Problem to solve
All entries, exactly as written, should be output again.

━━━━━━━━━━━━━━━━━━━━━━━━━━━━━━

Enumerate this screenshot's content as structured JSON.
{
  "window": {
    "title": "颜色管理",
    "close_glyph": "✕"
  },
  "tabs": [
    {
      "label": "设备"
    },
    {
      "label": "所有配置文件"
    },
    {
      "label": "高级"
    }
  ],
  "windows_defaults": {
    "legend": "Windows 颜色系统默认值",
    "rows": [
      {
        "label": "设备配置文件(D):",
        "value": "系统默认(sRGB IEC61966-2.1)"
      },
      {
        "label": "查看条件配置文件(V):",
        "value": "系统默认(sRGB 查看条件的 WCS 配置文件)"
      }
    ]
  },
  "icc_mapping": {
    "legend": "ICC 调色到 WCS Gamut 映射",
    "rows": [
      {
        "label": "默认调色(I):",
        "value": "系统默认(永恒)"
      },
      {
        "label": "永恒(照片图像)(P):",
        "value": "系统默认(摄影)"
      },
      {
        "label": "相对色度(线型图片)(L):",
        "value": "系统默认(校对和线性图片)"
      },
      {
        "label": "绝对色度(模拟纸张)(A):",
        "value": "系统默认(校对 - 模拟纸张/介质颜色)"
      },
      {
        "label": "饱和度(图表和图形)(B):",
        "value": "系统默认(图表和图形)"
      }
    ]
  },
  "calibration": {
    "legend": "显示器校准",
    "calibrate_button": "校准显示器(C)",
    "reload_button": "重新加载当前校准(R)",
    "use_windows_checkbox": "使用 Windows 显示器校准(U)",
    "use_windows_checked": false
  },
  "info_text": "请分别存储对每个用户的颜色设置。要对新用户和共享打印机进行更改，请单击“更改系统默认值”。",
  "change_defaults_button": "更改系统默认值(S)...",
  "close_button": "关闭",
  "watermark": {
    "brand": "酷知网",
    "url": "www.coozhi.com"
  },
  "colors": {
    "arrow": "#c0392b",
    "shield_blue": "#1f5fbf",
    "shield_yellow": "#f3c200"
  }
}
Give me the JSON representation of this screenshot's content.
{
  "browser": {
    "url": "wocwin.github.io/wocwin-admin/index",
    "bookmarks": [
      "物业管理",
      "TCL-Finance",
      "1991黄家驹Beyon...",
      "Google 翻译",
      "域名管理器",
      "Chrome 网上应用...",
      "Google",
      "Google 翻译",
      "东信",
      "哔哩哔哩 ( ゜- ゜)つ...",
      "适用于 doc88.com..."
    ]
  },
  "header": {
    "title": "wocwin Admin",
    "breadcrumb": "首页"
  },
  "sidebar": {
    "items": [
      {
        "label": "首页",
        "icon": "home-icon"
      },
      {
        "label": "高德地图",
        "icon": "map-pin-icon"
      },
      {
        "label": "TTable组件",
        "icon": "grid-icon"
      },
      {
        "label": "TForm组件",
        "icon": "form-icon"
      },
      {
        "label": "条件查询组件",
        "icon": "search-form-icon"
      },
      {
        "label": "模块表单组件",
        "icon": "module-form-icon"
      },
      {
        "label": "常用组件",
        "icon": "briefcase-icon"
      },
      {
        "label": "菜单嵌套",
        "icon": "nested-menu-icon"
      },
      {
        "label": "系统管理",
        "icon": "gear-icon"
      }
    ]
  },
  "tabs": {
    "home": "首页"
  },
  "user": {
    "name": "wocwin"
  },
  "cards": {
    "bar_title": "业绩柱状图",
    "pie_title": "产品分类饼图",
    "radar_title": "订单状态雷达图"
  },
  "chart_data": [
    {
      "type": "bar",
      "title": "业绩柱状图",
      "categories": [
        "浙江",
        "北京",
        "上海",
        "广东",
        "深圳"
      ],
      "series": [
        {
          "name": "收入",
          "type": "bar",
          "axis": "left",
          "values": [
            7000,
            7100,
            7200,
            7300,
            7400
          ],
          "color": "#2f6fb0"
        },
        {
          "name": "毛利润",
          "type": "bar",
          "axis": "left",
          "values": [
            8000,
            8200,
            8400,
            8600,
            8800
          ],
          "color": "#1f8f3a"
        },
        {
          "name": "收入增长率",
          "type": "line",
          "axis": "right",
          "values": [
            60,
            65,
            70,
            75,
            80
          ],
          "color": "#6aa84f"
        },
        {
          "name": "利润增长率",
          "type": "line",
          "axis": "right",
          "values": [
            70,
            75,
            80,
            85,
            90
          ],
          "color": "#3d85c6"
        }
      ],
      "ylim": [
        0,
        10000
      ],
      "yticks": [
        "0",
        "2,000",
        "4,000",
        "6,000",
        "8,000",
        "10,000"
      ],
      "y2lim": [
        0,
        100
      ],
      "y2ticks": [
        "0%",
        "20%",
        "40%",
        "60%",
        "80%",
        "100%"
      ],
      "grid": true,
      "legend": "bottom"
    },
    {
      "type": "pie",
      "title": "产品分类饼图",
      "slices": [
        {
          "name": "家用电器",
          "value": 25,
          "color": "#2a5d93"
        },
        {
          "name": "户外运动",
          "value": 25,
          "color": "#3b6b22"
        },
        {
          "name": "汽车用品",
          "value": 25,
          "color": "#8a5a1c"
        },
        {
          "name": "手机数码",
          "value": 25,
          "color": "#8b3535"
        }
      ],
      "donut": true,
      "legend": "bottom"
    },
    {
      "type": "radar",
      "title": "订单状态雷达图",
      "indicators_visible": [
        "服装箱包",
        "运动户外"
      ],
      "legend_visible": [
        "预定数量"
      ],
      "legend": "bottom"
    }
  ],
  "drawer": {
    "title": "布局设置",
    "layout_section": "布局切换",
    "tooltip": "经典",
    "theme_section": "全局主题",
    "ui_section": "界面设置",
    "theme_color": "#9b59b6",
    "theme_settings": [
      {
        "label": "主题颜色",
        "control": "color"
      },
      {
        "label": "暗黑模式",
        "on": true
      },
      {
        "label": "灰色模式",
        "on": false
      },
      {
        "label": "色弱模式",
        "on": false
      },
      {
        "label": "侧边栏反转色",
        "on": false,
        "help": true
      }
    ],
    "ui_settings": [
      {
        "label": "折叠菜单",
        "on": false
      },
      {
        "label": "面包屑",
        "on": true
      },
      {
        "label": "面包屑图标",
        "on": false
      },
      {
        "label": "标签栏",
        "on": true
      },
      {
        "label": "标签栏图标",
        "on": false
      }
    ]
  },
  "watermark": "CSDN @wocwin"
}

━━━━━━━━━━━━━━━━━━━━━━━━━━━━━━

Task result
Enumerate this screenshot's content as structured JSON.
{
  "window": {
    "title": "颜色管理",
    "close_glyph": "✕"
  },
  "tabs": [
    {
      "label": "设备"
    },
    {
      "label": "所有配置文件"
    },
    {
      "label": "高级"
    }
  ],
  "windows_defaults": {
    "legend": "Windows 颜色系统默认值",
    "rows": [
      {
        "label": "设备配置文件(D):",
        "value": "系统默认(sRGB IEC61966-2.1)"
      },
      {
        "label": "查看条件配置文件(V):",
        "value": "系统默认(sRGB 查看条件的 WCS 配置文件)"
      }
    ]
  },
  "icc_mapping": {
    "legend": "ICC 调色到 WCS Gamut 映射",
    "rows": [
      {
        "label": "默认调色(I):",
        "value": "系统默认(永恒)"
      },
      {
        "label": "永恒(照片图像)(P):",
        "value": "系统默认(摄影)"
      },
      {
        "label": "相对色度(线型图片)(L):",
        "value": "系统默认(校对和线性图片)"
      },
      {
        "label": "绝对色度(模拟纸张)(A):",
        "value": "系统默认(校对 - 模拟纸张/介质颜色)"
      },
      {
        "label": "饱和度(图表和图形)(B):",
        "value": "系统默认(图表和图形)"
      }
    ]
  },
  "calibration": {
    "legend": "显示器校准",
    "calibrate_button": "校准显示器(C)",
    "reload_button": "重新加载当前校准(R)",
    "use_windows_checkbox": "使用 Windows 显示器校准(U)",
    "use_windows_checked": false
  },
  "info_text": "请分别存储对每个用户的颜色设置。要对新用户和共享打印机进行更改，请单击“更改系统默认值”。",
  "change_defaults_button": "更改系统默认值(S)...",
  "close_button": "关闭",
  "watermark": {
    "brand": "酷知网",
    "url": "www.coozhi.com"
  },
  "colors": {
    "arrow": "#c0392b",
    "shield_blue": "#1f5fbf",
    "shield_yellow": "#f3c200"
  }
}
Give me the JSON representation of this screenshot's content.
{
  "browser": {
    "url": "wocwin.github.io/wocwin-admin/index",
    "bookmarks": [
      "物业管理",
      "TCL-Finance",
      "1991黄家驹Beyon...",
      "Google 翻译",
      "域名管理器",
      "Chrome 网上应用...",
      "Google",
      "Google 翻译",
      "东信",
      "哔哩哔哩 ( ゜- ゜)つ...",
      "适用于 doc88.com..."
    ]
  },
  "header": {
    "title": "wocwin Admin",
    "breadcrumb": "首页"
  },
  "sidebar": {
    "items": [
      {
        "label": "首页",
        "icon": "home-icon"
      },
      {
        "label": "高德地图",
        "icon": "map-pin-icon"
      },
      {
        "label": "TTable组件",
        "icon": "grid-icon"
      },
      {
        "label": "TForm组件",
        "icon": "form-icon"
      },
      {
        "label": "条件查询组件",
        "icon": "search-form-icon"
      },
      {
        "label": "模块表单组件",
        "icon": "module-form-icon"
      },
      {
        "label": "常用组件",
        "icon": "briefcase-icon"
      },
      {
        "label": "菜单嵌套",
        "icon": "nested-menu-icon"
      },
      {
        "label": "系统管理",
        "icon": "gear-icon"
      }
    ]
  },
  "tabs": {
    "home": "首页"
  },
  "user": {
    "name": "wocwin"
  },
  "cards": {
    "bar_title": "业绩柱状图",
    "pie_title": "产品分类饼图",
    "radar_title": "订单状态雷达图"
  },
  "chart_data": [
    {
      "type": "bar",
      "title": "业绩柱状图",
      "categories": [
        "浙江",
        "北京",
        "上海",
        "广东",
        "深圳"
      ],
      "series": [
        {
          "name": "收入",
          "type": "bar",
          "axis": "left",
          "values": [
            7000,
            7100,
            7200,
            7300,
            7400
          ],
          "color": "#2f6fb0"
        },
        {
          "name": "毛利润",
          "type": "bar",
          "axis": "left",
          "values": [
            8000,
            8200,
            8400,
            8600,
            8800
          ],
          "color": "#1f8f3a"
        },
        {
          "name": "收入增长率",
          "type": "line",
          "axis": "right",
          "values": [
            60,
            65,
            70,
            75,
            80
          ],
          "color": "#6aa84f"
        },
        {
          "name": "利润增长率",
          "type": "line",
          "axis": "right",
          "values": [
            70,
            75,
            80,
            85,
            90
          ],
          "color": "#3d85c6"
        }
      ],
      "ylim": [
        0,
        10000
      ],
      "yticks": [
        "0",
        "2,000",
        "4,000",
        "6,000",
        "8,000",
        "10,000"
      ],
      "y2lim": [
        0,
        100
      ],
      "y2ticks": [
        "0%",
        "20%",
        "40%",
        "60%",
        "80%",
        "100%"
      ],
      "grid": true,
      "legend": "bottom"
    },
    {
      "type": "pie",
      "title": "产品分类饼图",
      "slices": [
        {
          "name": "家用电器",
          "value": 25,
          "color": "#2a5d93"
        },
        {
          "name": "户外运动",
          "value": 25,
          "color": "#3b6b22"
        },
        {
          "name": "汽车用品",
          "value": 25,
          "color": "#8a5a1c"
        },
        {
          "name": "手机数码",
          "value": 25,
          "color": "#8b3535"
        }
      ],
      "donut": true,
      "legend": "bottom"
    },
    {
      "type": "radar",
      "title": "订单状态雷达图",
      "indicators_visible": [
        "服装箱包",
        "运动户外"
      ],
      "legend_visible": [
        "预定数量"
      ],
      "legend": "bottom"
    }
  ],
  "drawer": {
    "title": "布局设置",
    "layout_section": "布局切换",
    "tooltip": "经典",
    "theme_section": "全局主题",
    "ui_section": "界面设置",
    "theme_color": "#9b59b6",
    "theme_settings": [
      {
        "label": "主题颜色",
        "control": "color"
      },
      {
        "label": "暗黑模式",
        "on": true
      },
      {
        "label": "灰色模式",
        "on": false
      },
      {
        "label": "色弱模式",
        "on": false
      },
      {
        "label": "侧边栏反转色",
        "on": false,
        "help": true
      }
    ],
    "ui_settings": [
      {
        "label": "折叠菜单",
        "on": false
      },
      {
        "label": "面包屑",
        "on": true
      },
      {
        "label": "面包屑图标",
        "on": false
      },
      {
        "label": "标签栏",
        "on": true
      },
      {
        "label": "标签栏图标",
        "on": false
      }
    ]
  },
  "watermark": "CSDN @wocwin"
}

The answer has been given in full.